Villa Stenersen. Foto: Annar Bjørgli, Nasjonalmuseet
Stenersen and the mad geniuses
In 1944, Rolf Stenersen published the book "Edvard Munch. Close-up of a genius". This biography plays an important role in forming the myth of Munch as a genius, even though the word "genius" is only used once, in the title itself.
Stenersen was concerned with the link between genius and madness, which is also reflected in which other artists he collected. Of older art, he collected almost exclusively artists who were associated with stories of illness, among them Lars Hertervig.
Obscurants and museum rats
Stenersen was clear that there should be separate museums for modern art. This commitment and passion for contemporary art was unusual in Norway.
In 1969, Stenersen publishes the collection of articles "Stocks, art, artists". Here he refers to museum staff and art critics in critical terms, for not being preoccupied with contemporary art.
He believes these "museum rats" only praise dead artists, and that they were "art's obscurants".
Predicting his own death?
In 1971, Rolf Stenersen offered his collection of international modern art to the city of Bergen for a tenth of its value. In connection with the gift, a new museum building was built and named after Stenersen.
At the opening in 1978, Stenersen was interviewed by NRK. When asked if he is working on a new collection, Stenersen answers by shaking his head and saying: "No. Now, I'm going to die.”
Rolf Stenersen dies in October of the same year, in his hotel room in Bergen. He had spent the same morning in the newly opened Stenersen building. After lunch with friends, he retired to his hotel room, where he passed away.
Foto: Bergens Tidende. 1978.
The Stenersen building opens in 1978.
Stenersen. Udatert foto. Fotograf: Ukjent. Arkivet etter Morgenavisen AS, Bergen Byarkiv.
About the collection
Sources and further reading:
The exhibition catalogue «It might be beautiful. The art collector Rolf Stenersen». Published by Kode and MUNCH.

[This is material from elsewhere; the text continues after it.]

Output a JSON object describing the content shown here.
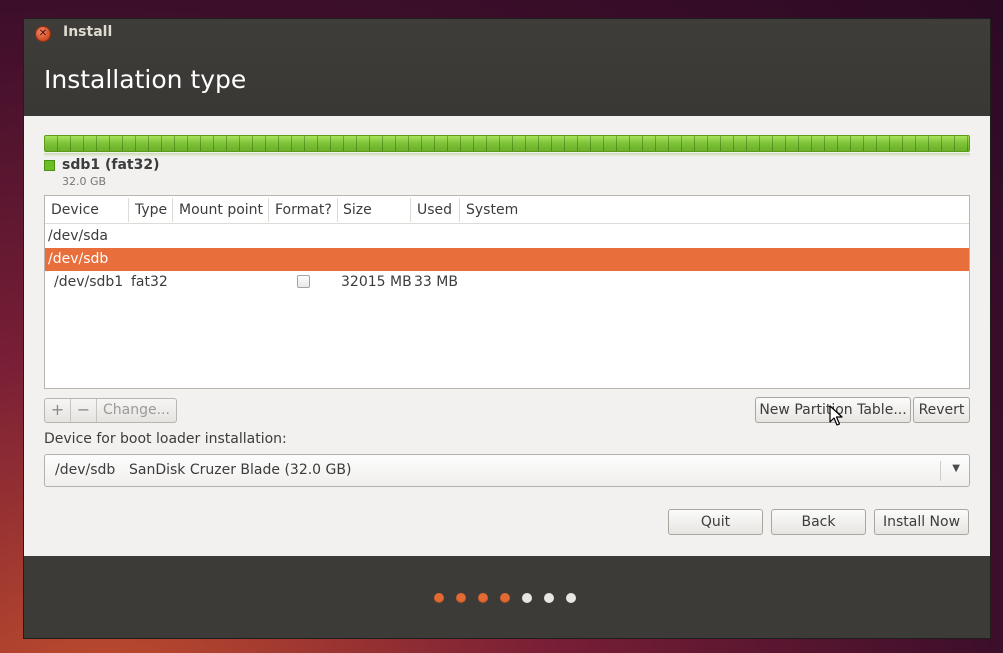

Espen Søbye: «Rolf Stenersen. En biografi».
John Brumo: Rolf Stenersen. Kunst, marked og aksjer.
Håvard Friis Nilsen: «Du må ikke sove. Wilhelm Reich og psykoanalysen i Norge»